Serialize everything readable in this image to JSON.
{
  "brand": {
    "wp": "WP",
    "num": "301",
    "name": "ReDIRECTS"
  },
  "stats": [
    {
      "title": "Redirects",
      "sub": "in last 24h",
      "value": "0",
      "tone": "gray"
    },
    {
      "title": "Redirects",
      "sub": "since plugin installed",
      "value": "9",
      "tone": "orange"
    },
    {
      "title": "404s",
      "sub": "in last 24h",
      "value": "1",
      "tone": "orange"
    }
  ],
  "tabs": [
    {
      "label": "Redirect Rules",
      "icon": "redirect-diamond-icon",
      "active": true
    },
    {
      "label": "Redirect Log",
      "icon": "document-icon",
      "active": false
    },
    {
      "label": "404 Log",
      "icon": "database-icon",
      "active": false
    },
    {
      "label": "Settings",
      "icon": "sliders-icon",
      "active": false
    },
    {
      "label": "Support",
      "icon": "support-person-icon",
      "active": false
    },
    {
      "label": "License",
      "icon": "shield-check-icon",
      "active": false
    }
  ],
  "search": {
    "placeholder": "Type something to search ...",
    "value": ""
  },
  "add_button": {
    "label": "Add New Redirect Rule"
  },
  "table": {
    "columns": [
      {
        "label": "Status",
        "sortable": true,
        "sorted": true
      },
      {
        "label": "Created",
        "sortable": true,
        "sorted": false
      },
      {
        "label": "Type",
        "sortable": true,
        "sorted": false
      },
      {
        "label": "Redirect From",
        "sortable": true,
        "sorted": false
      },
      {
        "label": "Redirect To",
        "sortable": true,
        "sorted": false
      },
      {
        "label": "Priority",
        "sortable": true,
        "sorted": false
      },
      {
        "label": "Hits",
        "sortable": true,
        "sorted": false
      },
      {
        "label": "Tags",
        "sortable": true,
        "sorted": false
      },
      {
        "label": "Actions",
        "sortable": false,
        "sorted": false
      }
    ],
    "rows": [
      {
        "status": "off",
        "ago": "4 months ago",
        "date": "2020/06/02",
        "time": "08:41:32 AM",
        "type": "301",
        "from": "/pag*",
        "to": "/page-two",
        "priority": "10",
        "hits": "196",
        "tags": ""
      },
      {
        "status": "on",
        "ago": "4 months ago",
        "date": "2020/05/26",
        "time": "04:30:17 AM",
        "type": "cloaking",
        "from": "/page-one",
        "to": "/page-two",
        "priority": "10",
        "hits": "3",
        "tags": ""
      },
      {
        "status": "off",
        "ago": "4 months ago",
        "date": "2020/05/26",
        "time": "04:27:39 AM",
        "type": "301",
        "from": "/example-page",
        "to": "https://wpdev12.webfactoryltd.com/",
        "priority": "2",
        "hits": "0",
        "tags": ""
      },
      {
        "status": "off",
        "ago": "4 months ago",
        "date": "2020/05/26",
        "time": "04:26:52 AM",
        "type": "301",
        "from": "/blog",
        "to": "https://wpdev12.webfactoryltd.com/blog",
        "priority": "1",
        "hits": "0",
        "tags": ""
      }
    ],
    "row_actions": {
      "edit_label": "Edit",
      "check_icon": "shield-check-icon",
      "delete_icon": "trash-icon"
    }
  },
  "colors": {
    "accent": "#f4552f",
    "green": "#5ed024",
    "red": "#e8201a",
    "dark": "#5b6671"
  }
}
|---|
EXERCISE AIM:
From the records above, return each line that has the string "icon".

RESPONSE TO THE EXERCISE:
      "icon": "redirect-diamond-icon",
      "icon": "document-icon",
      "icon": "database-icon",
      "icon": "sliders-icon",
      "icon": "support-person-icon",
      "icon": "shield-check-icon",
      "check_icon": "shield-check-icon",
      "delete_icon": "trash-icon"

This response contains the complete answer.